For every line in the records below that holds "cache", make a copy.

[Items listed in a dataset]

*****

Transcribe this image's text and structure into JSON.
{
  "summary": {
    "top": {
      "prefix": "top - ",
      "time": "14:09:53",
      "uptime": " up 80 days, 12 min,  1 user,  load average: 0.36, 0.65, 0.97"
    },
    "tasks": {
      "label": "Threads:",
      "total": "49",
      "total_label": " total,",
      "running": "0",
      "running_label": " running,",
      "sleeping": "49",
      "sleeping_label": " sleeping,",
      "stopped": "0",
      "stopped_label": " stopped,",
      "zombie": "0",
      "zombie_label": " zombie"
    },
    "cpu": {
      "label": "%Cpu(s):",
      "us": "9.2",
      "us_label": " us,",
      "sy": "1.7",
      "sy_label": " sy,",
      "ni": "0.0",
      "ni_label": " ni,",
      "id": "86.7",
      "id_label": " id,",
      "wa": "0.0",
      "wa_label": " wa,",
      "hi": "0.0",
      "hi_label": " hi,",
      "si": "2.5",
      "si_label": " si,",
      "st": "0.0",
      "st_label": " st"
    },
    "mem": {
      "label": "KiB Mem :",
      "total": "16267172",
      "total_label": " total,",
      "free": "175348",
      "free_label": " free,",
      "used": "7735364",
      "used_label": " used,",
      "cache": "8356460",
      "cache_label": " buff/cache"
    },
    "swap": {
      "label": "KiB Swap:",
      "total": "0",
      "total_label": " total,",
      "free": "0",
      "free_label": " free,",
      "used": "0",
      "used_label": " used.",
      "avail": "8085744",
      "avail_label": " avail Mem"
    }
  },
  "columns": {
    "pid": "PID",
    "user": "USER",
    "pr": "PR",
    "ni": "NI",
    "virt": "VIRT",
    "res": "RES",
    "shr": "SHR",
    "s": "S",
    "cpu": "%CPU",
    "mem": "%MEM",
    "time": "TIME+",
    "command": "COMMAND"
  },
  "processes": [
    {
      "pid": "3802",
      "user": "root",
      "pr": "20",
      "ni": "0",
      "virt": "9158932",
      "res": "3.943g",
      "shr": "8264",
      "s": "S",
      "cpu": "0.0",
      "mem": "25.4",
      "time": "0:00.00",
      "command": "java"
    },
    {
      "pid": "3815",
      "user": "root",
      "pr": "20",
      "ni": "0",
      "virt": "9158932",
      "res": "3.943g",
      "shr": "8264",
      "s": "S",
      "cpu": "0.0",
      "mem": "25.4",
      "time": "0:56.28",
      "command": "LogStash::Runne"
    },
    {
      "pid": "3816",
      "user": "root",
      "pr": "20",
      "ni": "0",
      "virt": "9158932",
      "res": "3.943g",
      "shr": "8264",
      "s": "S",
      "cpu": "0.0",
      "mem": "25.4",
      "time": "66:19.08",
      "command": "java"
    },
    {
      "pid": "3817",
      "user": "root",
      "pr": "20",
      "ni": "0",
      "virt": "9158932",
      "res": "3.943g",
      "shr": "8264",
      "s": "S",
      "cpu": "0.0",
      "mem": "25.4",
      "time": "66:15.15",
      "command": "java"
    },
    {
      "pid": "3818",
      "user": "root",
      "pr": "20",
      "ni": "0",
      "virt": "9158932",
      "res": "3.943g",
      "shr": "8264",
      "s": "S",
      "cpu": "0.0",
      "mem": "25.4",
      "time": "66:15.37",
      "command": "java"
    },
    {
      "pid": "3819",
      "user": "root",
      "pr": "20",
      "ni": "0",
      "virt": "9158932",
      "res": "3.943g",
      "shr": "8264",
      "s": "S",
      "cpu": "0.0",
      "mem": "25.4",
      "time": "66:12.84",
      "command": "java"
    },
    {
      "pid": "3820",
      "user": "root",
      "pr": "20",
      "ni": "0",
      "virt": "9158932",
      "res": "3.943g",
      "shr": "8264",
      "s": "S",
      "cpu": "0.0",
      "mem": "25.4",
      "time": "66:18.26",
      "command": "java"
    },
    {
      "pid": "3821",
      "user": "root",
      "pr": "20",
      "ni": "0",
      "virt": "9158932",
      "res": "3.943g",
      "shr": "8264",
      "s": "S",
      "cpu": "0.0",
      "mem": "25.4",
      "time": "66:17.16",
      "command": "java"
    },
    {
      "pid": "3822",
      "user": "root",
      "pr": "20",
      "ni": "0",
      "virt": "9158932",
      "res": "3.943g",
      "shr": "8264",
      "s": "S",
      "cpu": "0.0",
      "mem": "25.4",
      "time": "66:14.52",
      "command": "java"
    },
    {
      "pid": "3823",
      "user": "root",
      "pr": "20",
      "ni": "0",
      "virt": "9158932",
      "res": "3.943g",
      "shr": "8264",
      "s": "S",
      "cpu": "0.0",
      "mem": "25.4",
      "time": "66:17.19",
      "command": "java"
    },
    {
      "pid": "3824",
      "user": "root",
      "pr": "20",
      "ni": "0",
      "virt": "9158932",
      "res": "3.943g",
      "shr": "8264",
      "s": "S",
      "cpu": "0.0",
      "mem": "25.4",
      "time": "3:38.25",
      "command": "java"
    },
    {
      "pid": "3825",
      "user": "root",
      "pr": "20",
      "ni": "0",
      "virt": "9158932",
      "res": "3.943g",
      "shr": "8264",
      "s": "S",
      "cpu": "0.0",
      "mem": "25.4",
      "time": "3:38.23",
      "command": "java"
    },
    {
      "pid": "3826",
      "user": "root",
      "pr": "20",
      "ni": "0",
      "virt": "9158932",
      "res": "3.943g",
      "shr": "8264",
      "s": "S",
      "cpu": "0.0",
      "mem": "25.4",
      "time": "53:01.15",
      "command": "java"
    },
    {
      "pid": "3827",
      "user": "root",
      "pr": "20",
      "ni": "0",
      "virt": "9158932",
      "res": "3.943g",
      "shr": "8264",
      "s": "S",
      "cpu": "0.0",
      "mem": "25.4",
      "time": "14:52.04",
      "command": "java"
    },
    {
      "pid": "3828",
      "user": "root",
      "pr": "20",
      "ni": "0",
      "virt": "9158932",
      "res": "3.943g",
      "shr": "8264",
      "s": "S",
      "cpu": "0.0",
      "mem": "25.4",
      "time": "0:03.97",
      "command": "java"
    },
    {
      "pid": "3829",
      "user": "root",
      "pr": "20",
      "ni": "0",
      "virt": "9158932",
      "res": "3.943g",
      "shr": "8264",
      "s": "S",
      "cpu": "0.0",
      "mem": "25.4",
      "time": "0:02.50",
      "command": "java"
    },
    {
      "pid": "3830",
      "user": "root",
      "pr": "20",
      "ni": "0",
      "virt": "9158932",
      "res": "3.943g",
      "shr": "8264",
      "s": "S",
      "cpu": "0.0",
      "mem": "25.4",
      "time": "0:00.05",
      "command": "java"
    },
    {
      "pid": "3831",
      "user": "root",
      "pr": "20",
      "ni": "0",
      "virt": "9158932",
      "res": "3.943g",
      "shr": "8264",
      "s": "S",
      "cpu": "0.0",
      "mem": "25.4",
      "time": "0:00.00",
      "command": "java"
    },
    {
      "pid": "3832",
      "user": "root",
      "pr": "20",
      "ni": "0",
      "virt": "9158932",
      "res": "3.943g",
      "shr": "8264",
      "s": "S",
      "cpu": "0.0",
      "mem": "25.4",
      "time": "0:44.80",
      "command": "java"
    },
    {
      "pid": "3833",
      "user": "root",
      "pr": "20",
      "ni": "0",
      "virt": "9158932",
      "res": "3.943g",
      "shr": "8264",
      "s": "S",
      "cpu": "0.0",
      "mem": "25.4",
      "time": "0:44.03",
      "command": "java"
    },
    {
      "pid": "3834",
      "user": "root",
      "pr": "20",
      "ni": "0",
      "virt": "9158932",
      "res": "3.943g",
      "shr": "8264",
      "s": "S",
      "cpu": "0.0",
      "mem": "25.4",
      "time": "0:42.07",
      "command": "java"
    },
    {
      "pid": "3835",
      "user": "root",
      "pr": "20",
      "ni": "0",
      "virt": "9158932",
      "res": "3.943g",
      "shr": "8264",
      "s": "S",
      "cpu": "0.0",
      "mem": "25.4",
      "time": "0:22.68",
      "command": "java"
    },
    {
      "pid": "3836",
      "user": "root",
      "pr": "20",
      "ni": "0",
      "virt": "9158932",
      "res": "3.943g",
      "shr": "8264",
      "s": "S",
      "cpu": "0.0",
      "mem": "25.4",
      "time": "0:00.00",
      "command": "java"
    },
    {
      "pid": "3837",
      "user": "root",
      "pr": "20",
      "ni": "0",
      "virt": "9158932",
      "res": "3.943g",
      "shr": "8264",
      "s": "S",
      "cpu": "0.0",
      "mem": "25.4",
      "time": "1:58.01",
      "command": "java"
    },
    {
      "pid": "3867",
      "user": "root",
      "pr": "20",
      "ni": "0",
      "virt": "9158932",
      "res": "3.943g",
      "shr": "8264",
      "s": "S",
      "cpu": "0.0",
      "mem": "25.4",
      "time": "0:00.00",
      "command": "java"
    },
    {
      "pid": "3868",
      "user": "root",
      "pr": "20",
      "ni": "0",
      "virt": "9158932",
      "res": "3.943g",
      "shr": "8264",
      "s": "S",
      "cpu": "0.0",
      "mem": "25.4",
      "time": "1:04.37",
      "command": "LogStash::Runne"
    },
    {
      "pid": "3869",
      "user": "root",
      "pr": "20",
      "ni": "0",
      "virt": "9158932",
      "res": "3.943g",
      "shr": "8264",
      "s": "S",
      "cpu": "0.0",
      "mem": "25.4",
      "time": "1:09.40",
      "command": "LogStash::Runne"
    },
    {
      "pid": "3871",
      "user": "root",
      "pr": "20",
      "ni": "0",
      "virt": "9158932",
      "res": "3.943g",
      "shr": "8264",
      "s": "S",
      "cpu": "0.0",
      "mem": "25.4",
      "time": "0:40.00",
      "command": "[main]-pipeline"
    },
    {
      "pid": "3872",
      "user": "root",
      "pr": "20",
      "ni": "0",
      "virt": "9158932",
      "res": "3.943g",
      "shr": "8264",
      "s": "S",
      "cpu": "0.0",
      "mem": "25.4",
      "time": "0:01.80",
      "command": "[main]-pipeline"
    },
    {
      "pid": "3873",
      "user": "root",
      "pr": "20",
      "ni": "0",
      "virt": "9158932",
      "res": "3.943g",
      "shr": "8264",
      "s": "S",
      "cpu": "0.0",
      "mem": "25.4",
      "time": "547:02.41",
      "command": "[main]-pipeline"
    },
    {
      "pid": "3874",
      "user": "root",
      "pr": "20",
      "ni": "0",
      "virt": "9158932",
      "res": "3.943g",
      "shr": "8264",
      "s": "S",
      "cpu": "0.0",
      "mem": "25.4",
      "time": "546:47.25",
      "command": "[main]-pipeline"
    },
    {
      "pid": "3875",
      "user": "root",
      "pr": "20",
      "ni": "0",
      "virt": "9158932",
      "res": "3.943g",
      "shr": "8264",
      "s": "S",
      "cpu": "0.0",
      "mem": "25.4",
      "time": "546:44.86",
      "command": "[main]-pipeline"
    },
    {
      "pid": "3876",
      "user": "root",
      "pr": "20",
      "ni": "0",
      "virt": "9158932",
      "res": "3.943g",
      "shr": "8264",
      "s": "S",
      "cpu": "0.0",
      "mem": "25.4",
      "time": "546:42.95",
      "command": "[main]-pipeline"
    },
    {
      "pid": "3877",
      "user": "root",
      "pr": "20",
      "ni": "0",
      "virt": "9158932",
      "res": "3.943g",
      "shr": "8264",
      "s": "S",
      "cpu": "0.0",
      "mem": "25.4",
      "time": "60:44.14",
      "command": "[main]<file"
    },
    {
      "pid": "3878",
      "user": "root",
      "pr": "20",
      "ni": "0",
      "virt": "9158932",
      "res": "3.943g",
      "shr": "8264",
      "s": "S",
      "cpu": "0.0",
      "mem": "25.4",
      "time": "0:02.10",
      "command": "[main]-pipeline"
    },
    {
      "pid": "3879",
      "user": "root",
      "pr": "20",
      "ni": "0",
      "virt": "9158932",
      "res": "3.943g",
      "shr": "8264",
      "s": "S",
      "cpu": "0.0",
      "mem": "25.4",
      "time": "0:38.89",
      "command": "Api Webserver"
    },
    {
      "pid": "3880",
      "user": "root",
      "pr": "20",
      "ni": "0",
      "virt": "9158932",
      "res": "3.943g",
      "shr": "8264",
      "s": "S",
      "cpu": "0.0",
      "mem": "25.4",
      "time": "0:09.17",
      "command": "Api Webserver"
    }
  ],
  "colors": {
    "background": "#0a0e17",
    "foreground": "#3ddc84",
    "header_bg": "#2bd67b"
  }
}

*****

• Answer to this problem:
      "cache": "8356460",
      "cache_label": " buff/cache"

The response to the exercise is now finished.